The July 16 edition of the Boston Globe had a story about Eastern Equine Encephalitis, by writer Martine Powers.
Triple E is a mosquito borne illness, and it's early this year:
Catherine Brown, the state public health veterinarian, explained that two types of mosquitoes carry the virus. The species that bites birds is often discovered carrying the virus early in the summer, she said. But the kind that targets mammals, including humans, is not typically found with the virus until about July 25.
The discovery of mammal-biting insects carrying the virus in the second week of July, she said, is a cause for concern.
Mosquito samples in Easton and Carver have come back positive for carrying the virus. Easton, Raynham, and Taunton have all been declared at high risk for the virus.
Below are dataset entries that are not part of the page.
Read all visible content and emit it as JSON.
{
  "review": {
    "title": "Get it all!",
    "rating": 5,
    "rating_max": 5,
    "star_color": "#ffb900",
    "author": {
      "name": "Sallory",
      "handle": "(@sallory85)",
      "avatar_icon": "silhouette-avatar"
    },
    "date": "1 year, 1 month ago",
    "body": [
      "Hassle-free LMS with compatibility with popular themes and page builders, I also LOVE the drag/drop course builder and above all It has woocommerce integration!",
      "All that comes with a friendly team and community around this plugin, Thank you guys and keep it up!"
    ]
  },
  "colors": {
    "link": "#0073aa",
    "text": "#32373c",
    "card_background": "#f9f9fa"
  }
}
Last year Martin Newfields of Raynham died after contracting the virus.
Towns in southeastern MA are rescheduling evening activities, stocking up on bug spray, and trying to get their towns, counties, or the state to do mosquito spraying.
Meanwhile in Raynham:
Last year, after Newfield’s death, municipalities pointed fingers at the state government for failing to conduct aerial sprays early in the season. At that time, Alfred DeMaria, an epidemiologist at the Department of Public Health, said there is no evidence that aerial spraying is more effective than ground spraying, and each aerial spraying costs the state about $1 million.
Given that the mosquitos are early, the municipalities are struggling with how to stretch their spraying dollars, since the mosquito threat lasts until the first heavy frost. That was the point made by Joe Pacheco, the chairman of Raynham's Board of Selectmen.
“It’s a matter of public health,” Pacheco said. “The governor should not be putting a price tag on public health. That’s just not acceptable."
Perhaps in Massachusetts folks don't like the idea of putting a price tag on public health. The New Hampshire legislature had no such difficulty:
From NH DHHS:
Effective July 1, 2006, RSA 141-C:25 established a mosquito control fund in the NH DHHS to assist cities, towns, and mosquito control districts by providing funding to offset mosquito control activities. During passage of the State Fiscal Year 2012-2013 budget, this program was unfunded. As such no reimbursement funds will be awarded in calendar years 2011 and 2012. Funding for the program beyond State Fiscal Year 2013 will be contingent upon decision making during the next budget cycle.
The mosquito control program was de-funded by the current legislature, who apparently feel that any investment in public health is too high a price to pay.
In 2005, seven human cases of EEE were found in NH, and two people died as a result. A number of horses, alpacas, and other mammals have also contracted the disease over the years and died. The virus has come early to our neighbors to the south this year, which can only mean that southern NH will be at risk earlier than usual.
According to this 2009 report from the UNH County Extension program, Rockingham County is the part of our state that is at the highest risk for Triple E.
Rockingham County is also a the strongest bastion of GOP support in the state.
"Irony is just honesty with the volume cranked up." ~ George Saunders